As prevalent as digital interaction has become, some retailers are still struggling to get it right online.
According to Nikki Baird, vice president of retail innovation for retail software firm Aptos, many retailers fundamentally misunderstand how consumers want to engage in the digital and social spheres.
At NRF’s Big Show, Baird told Sourcing Journal she often hears retailers lament that they want to be more digital—but that when they try to buy the best adwords out there, they find that deep-pocketed competitors like eBay have already snapped them up—and thus pushed up keyword prices all around. They “can’t afford to win at the keyword level,” they groan.
But is that really how consumers shop? Are keywords and adwords how they engage? Is that the experience they want?
Baird believes some of the excitement over social commerce might be misplaced. Social has its place in the path to purchase but Baird says networks like Instagram and Snapchat are where brands must seize the opportunity to show their “human side.”
“Are you going to be the jerk human” who’s always trying to push products, she asked, or take on the role of the helpful, friendly advisor whose effortless cool is what attracts people to the brand?
“That’s the opportunity for social,” Baird noted, adding, “If you expect to win with buying the keywords, you’ve already lost. You’re just another search result on a page. You have to expose that personality through digital.”
This is what led Baird to declare 2019 as the year when consumer trust becomes a front-and-center concern for retail businesses.
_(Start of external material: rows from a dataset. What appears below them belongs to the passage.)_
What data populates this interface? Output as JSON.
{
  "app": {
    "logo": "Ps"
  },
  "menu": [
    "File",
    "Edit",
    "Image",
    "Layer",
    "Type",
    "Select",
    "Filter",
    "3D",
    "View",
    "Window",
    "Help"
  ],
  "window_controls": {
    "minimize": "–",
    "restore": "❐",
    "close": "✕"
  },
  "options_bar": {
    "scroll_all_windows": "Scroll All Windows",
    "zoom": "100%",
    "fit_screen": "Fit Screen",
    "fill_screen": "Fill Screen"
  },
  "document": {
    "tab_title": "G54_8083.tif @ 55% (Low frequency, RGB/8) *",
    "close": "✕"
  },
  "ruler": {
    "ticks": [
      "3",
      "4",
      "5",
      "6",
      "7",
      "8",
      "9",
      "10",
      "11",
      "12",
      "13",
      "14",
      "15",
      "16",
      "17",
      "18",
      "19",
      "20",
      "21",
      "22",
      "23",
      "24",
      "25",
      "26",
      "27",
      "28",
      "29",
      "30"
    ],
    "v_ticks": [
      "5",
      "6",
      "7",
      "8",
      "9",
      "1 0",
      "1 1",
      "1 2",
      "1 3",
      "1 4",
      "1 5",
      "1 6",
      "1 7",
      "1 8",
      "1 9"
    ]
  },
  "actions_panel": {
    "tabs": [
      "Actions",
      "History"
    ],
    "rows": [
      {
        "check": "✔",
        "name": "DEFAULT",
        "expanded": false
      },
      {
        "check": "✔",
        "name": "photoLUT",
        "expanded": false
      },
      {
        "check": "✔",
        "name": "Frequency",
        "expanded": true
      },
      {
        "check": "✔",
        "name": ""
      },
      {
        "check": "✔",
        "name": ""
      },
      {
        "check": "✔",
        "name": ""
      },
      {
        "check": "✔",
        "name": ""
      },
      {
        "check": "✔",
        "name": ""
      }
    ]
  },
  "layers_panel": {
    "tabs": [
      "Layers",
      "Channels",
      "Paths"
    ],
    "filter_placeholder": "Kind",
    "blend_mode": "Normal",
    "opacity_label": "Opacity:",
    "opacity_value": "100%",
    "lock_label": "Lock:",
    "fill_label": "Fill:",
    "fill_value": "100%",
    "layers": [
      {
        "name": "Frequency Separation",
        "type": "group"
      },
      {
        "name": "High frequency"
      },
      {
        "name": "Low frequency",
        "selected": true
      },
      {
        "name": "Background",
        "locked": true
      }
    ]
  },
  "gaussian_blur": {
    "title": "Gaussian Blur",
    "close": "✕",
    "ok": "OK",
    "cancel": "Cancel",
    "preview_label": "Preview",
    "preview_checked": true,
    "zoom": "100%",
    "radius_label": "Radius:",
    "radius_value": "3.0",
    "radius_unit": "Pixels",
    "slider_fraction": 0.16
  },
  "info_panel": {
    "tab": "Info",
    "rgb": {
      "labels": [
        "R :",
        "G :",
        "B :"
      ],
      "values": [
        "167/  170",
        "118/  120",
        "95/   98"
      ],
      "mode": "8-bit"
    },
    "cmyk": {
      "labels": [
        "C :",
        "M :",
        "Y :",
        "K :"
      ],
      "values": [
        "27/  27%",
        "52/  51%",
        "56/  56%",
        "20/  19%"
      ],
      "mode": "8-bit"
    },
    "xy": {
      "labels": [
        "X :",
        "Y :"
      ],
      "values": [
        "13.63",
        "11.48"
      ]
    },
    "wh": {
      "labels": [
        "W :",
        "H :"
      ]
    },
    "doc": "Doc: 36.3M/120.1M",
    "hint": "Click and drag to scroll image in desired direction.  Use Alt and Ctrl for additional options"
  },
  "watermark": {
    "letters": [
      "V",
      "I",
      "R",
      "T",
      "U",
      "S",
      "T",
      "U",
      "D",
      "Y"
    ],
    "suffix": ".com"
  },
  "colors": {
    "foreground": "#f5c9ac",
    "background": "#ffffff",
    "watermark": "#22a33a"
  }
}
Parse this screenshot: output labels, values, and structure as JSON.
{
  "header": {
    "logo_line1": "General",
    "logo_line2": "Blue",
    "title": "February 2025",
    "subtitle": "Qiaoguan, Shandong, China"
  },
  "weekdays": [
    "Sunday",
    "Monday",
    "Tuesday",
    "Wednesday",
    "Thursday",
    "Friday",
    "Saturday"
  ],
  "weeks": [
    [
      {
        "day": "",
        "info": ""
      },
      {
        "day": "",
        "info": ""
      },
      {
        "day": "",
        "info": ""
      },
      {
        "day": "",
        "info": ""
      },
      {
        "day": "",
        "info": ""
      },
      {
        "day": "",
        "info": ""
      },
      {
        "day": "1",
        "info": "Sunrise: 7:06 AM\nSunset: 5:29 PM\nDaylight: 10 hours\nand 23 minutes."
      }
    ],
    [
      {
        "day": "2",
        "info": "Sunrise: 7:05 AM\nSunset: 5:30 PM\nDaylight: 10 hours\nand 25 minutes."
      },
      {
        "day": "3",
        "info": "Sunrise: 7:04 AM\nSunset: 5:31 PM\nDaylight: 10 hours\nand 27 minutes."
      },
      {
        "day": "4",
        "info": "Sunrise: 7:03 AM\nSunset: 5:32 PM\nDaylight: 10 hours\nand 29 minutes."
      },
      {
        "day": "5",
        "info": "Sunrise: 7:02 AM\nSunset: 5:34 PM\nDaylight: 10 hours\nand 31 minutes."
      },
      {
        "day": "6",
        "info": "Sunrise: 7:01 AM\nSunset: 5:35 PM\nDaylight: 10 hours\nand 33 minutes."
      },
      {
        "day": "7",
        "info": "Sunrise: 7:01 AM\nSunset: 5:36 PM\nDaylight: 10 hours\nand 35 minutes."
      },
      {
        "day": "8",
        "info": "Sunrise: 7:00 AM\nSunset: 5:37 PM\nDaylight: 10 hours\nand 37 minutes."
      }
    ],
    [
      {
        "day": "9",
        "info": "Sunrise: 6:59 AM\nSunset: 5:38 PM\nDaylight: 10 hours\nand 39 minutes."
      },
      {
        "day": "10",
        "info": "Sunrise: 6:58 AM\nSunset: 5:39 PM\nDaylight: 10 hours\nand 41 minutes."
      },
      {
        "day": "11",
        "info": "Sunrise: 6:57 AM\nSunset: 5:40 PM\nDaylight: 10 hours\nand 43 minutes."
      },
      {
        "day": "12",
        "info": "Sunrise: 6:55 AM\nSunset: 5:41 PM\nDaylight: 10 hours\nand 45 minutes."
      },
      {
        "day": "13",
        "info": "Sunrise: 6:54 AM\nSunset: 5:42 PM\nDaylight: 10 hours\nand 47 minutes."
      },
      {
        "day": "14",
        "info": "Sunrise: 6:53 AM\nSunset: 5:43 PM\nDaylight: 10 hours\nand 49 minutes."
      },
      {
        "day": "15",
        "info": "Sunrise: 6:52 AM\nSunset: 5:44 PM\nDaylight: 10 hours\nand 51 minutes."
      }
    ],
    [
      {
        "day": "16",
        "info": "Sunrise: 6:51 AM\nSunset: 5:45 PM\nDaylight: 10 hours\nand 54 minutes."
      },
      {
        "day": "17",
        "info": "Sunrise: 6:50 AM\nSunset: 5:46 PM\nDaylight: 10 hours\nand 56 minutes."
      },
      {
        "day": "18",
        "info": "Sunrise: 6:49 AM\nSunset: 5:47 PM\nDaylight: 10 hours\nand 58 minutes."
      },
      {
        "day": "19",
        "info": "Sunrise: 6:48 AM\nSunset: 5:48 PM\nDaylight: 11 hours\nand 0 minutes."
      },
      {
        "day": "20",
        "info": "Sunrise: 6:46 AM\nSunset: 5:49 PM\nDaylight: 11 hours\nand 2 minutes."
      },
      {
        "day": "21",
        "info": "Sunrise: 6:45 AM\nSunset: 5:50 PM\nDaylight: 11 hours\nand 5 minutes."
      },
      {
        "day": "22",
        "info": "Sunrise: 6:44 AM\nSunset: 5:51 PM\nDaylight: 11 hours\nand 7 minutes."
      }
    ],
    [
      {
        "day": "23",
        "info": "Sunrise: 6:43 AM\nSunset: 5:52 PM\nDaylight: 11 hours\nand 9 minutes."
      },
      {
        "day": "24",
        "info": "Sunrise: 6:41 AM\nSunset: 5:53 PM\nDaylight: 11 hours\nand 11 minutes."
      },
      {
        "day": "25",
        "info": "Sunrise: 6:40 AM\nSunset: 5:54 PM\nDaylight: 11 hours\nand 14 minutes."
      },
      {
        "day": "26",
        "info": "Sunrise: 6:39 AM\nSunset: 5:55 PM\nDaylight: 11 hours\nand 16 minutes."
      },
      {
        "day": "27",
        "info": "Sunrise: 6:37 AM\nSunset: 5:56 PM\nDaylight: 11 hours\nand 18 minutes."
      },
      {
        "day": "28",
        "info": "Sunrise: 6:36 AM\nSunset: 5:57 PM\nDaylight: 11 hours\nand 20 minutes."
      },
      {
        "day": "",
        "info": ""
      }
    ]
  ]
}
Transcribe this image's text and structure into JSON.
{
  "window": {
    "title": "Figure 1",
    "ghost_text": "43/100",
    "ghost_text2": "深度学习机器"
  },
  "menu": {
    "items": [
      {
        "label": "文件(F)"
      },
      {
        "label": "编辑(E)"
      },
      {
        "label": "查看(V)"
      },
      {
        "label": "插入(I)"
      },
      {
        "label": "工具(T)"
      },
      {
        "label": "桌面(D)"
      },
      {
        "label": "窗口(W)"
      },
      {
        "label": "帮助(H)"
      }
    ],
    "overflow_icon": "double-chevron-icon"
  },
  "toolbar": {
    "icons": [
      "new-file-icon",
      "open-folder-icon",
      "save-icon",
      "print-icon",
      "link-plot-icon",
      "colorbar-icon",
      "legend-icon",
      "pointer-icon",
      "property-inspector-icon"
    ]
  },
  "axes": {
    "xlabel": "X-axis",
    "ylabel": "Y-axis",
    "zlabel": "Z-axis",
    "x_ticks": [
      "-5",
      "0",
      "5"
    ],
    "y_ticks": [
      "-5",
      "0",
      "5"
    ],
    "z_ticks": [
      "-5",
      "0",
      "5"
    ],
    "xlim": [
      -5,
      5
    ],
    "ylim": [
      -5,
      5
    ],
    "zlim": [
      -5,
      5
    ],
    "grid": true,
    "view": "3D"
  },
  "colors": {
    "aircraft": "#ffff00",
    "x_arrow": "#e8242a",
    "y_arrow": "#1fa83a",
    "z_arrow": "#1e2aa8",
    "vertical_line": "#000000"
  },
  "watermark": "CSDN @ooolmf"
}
Coupled with the continuing aftermath of GDPR’s implementation in the European Union and similar legislation under consideration in a number of U.S. states, retailers are navigating delicate new terrain with unfamiliar rules of engagement.
Consumer trust also factors into the personalization equation, which Baird described as most promising in the context of the retail store (personalization’s already been done in the data-rich online environment so no need to reinvent the wheel, she explained).
“The store is our heritage and it’s where the pain is the greatest in retail,” Baird noted.
The concept of personalizing the in-store experience is so tricky, because what personalization means to one shopper could be the complete opposite of what another person wants. Plus, Baird said, today most retailers seem content to personalize to the smartphone—not to the human, which means efforts rely on blasting out mobile messages and offers the moment a smart device enters a store, regardless of whether its owner is a discount-seeker or not.
Even something as basic as knowing whether an in-store shopper’s last contact with the retailer was negative or positive (a lengthy chat with the call center, perhaps) is a form of personalization, Baird said, and could help a store associate know what kind of handling that customer might expect.
Rising customer expectations are evident in the kinds of technology shoppers assume should be powering their store experiences (you can probably thank Apple for that). Plus, retailers are grappling with the death knell for Windows 7, the platform behind many business systems, and cash registers that simply cannot accommodate today’s omnichannel shopping standard, splitting into two any transactions involving ship-to-home purchases along with in-store stock.
Like many vendors in the retail arena, Aptos pivoted toward microservices last year as the foundation for Aptos One, its commerce platform that puts mobility first in keeping with how associates and shoppers are engaging in stores. Baird said retailers appreciate that the flexible, future-proofed architecture behind Aptos One means they’ll never have to “rip and replace” their point of sale again.
Michael Kors, among the first to deploy Aptos One, plans to pilot its first store in May, implement across U.S. outlet stores as the first deployment phase, and eventually expand to locations across all 19 countries where it operates, Baird added.